So you get the financial report, you run software against that report, you obtain results. This is the result I obtained from the Home Depot financial filing:
Four different software programs, EXACT SAME RESULT! So what is so surprising about that, you would expect the software to get the same result, right? Why would software get different results? Do you WANT software ever getting different results for financial information?
No, you DON'T want different results. You want the software returning the results to safely, reliably, predictably and repeatedly give you the correct information, over and over and over no matter what software application you are using. Is that not the promise of XBRL?
By way of contrast, do you want obtaining even this basic information to be a guessing game? Do you want software vendors to write individual software programs which might return different results? I am making a coordinated effort to make certain that these software vendors return the exact same information to achieve a purpose. The purpose is two things:
- Show that it is possible
- Show what it takes
Go back to the mappings and the impute rules and really look at them. Would you want those mappings and impute to be as complex as possible or as simple as possible to try and help software vendors to be able to write consistent query tools? Clearly this is a rhetorical question, but it makes the point. The simpler the better.
Look at the mappings and the impute rules. What can be done to make those simpler?
This analysis is less about ***the*** fundamental accounting concepts and more about the process. Anyone could create any defined set of concepts they might desire. The process is EXACTLY the same, just different concepts. So please don't focus on the specific concepts.
On the other hand, this set of concepts and relations is provably 100% complete for extracting information from not only the primary financial statements, but also from any disclosure which is linked to the primary financial statements. For example, if property, plant and equipment is broken down into its components in the disclosures, these fundamental accounting concept relations force the disclosures which hook to the primary financial statements correctly to likewise be correct. That is the beauty of these fundamental concepts and relations, they form quite a nice "skeleton" into which everything fits.

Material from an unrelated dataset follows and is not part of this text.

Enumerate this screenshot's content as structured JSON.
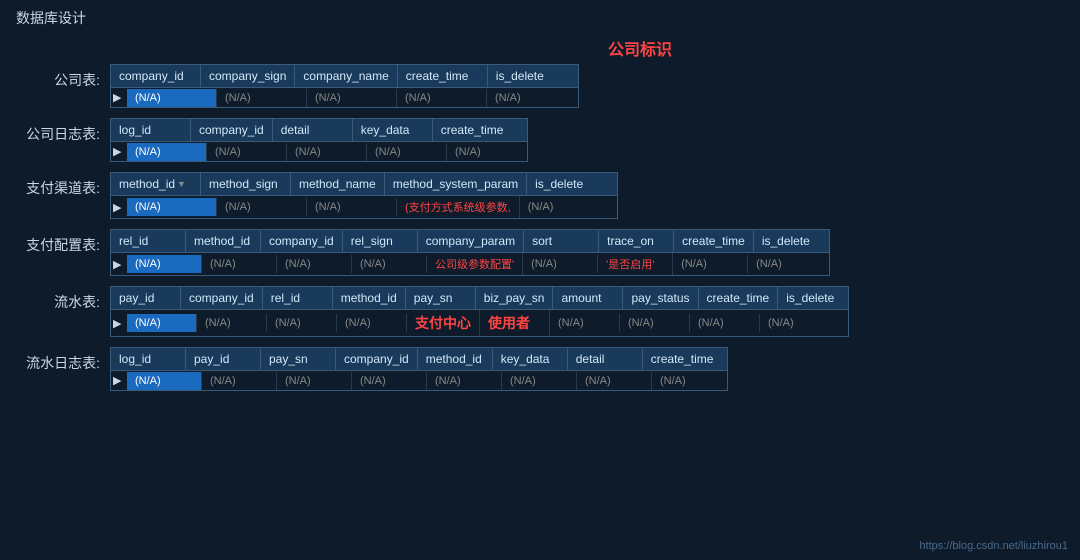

Please do not misinterpret anything that I am saying to indicate that I am saying that financial reports need to be "forms" in order for XBRL to work for something like SEC XBRL financial filings. To the contrary, the same skeleton which the fundamental accounting concepts provide also provides a framework for extensibility. A discussion of extensibility is beyond the scope of this blog post. I would point out that different concepts need different types of extensibility rules and different types of relations between report elements. Properly implemented, extensibility works well and is definitely needed for US GAAP based financial reporting.
I will be doing this analysis for each of the DOW 30 companies, then the Fortune 100, then the S&P 500. My goal is to tune the software, the impute rules and if necessary the fundamental accounting concepts themselves. I have already found a couple of additions which makes this process more reliable.
Creating a safe, reliable, predictable, repeatable process is a choice. If you are ignorant of the moving parts of the puzzle, you might make the wrong choice. This helps see the moving pieces, it makes the moving pieces quite clear. There is pure science, no subjectivity or judgement is involved.
This information is helpful in improving the excessive tolerances in the SEC XBRL financial filings system and by others creating systems to avoid these excessive tolerances.
Consistency is a conscious result of removing inconsistency.